The lines to find are those in the entries that hold the word "cadastro"; copy every one of them.

[Opening Records for the task section]

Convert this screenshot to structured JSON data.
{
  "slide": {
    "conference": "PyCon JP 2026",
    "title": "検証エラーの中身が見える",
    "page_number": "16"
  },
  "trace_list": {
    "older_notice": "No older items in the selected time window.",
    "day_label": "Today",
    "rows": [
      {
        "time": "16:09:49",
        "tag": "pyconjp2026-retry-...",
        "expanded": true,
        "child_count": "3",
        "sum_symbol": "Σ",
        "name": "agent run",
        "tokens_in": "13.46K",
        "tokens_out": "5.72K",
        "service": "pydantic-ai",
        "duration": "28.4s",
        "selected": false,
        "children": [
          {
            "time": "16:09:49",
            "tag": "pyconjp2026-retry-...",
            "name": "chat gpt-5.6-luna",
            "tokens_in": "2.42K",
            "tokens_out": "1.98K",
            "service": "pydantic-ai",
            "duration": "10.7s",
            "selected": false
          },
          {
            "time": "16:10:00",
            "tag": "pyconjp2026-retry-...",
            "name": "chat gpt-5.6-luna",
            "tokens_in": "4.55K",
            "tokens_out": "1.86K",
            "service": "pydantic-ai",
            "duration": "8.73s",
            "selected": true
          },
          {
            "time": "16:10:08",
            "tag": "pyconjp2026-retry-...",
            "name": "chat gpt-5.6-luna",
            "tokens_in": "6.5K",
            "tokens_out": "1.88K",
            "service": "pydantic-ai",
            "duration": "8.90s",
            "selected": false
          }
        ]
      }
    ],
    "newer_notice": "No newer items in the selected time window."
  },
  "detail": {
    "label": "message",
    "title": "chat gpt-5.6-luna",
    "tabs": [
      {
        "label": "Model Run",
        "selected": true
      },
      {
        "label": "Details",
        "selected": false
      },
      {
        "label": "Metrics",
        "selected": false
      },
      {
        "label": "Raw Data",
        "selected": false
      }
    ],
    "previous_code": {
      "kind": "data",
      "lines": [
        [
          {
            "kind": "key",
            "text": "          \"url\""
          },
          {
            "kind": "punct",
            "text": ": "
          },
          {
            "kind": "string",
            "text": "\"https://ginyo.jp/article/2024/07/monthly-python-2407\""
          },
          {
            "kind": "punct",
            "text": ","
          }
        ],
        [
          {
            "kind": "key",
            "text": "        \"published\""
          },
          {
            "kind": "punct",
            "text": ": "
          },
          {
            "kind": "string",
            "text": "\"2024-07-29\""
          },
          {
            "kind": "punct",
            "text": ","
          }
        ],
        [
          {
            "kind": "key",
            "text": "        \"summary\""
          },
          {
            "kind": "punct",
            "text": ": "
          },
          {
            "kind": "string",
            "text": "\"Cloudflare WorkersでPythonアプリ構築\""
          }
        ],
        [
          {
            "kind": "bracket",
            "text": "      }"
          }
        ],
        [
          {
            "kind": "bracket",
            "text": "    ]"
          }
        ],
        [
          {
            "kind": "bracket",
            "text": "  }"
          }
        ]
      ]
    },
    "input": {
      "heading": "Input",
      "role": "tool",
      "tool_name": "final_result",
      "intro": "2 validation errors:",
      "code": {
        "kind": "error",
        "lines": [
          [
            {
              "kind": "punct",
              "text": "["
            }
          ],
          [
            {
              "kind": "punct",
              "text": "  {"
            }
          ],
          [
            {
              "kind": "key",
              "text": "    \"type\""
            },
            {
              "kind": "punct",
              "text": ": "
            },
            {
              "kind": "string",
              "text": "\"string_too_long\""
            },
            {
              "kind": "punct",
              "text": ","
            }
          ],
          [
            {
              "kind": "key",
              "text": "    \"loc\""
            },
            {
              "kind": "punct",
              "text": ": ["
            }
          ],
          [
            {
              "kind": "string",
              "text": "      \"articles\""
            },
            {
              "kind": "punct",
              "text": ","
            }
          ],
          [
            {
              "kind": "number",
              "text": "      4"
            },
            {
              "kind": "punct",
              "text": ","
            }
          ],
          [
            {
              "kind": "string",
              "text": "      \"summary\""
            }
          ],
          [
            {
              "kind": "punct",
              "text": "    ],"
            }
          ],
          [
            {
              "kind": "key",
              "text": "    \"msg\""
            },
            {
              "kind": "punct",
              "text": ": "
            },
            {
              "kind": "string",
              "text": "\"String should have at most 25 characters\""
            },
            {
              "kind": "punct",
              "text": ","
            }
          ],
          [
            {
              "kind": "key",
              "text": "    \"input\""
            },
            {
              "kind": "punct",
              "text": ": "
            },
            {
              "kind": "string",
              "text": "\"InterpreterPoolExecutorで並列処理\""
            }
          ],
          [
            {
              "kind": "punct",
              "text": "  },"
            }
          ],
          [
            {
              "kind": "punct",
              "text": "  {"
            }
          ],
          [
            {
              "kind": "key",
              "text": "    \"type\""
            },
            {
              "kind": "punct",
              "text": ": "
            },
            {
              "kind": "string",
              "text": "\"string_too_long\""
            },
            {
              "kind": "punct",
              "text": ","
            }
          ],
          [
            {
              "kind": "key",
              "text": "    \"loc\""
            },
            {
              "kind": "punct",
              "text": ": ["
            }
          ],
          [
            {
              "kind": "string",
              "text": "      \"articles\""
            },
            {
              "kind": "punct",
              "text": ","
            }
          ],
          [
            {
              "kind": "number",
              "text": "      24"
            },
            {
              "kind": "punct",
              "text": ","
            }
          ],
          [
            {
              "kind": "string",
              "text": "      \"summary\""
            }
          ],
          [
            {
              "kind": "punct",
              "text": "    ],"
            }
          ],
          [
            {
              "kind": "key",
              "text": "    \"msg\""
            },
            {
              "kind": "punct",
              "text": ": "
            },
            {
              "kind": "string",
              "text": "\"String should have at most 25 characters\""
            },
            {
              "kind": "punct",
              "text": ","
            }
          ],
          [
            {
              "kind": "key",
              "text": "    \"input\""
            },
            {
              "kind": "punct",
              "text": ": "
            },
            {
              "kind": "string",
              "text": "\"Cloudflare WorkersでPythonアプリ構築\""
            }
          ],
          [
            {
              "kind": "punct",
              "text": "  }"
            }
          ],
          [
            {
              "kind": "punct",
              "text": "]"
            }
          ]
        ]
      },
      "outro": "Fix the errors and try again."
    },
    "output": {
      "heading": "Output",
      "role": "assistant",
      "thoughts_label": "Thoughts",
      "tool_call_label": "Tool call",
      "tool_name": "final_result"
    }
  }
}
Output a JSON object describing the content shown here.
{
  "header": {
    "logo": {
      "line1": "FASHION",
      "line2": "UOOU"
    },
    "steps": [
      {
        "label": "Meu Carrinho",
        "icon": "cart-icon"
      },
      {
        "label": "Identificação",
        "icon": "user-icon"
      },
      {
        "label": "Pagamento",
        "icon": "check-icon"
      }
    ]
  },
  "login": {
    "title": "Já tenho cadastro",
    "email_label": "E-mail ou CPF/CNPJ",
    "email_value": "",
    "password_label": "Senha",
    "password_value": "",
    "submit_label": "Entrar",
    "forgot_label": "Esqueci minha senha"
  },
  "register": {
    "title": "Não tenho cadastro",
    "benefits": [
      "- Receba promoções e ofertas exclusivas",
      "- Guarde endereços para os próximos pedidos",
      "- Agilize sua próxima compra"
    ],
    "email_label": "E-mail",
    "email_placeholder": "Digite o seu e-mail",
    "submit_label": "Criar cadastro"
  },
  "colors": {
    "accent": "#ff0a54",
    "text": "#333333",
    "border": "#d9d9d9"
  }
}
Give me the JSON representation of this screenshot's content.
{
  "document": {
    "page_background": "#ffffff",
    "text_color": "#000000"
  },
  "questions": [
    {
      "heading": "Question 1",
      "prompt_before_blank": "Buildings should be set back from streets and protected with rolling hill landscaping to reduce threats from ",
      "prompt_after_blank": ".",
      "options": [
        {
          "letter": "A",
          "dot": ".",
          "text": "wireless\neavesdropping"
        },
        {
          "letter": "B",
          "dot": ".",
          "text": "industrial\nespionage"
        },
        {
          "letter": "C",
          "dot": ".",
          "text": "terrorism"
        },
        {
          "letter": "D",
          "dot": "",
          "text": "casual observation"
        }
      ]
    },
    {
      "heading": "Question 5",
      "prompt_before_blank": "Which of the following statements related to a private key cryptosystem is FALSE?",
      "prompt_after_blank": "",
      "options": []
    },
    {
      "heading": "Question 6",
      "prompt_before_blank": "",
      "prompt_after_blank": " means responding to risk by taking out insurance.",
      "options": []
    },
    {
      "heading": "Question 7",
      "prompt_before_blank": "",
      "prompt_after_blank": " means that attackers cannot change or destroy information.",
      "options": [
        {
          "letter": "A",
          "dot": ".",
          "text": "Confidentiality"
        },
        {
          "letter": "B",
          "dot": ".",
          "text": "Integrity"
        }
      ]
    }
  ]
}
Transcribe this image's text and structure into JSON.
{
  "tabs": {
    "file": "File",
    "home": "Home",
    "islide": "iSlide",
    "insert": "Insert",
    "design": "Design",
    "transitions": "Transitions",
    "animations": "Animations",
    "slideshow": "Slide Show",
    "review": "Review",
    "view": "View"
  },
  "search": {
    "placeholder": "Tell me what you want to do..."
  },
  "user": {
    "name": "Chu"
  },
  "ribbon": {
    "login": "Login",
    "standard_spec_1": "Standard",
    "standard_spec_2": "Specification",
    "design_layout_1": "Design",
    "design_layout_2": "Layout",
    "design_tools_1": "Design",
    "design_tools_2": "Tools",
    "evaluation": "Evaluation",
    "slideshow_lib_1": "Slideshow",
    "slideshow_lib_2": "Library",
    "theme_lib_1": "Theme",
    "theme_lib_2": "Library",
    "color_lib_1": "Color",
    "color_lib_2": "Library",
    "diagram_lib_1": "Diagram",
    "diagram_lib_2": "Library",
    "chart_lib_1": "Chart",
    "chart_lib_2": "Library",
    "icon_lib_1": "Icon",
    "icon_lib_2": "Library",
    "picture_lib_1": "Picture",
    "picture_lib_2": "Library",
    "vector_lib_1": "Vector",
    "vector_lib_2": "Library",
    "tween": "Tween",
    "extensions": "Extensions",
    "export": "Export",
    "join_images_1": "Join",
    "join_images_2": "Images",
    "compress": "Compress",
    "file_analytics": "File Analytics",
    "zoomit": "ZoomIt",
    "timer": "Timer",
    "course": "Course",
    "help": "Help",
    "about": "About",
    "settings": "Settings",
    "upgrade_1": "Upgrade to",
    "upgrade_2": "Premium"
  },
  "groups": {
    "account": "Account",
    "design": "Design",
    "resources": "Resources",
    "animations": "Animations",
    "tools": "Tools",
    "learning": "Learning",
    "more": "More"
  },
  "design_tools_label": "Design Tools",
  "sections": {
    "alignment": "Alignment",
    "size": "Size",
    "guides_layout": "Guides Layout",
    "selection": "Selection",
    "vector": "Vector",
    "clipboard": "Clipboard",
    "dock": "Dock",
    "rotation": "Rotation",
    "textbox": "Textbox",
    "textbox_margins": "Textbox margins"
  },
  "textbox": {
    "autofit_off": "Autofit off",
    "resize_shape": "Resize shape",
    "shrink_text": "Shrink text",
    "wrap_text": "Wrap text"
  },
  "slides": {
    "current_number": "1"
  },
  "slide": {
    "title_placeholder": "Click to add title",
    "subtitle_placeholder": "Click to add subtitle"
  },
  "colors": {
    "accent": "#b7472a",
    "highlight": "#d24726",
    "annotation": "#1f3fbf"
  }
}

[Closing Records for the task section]

Final answer ::
    "title": "Já tenho cadastro",
    "title": "Não tenho cadastro",
    "submit_label": "Criar cadastro"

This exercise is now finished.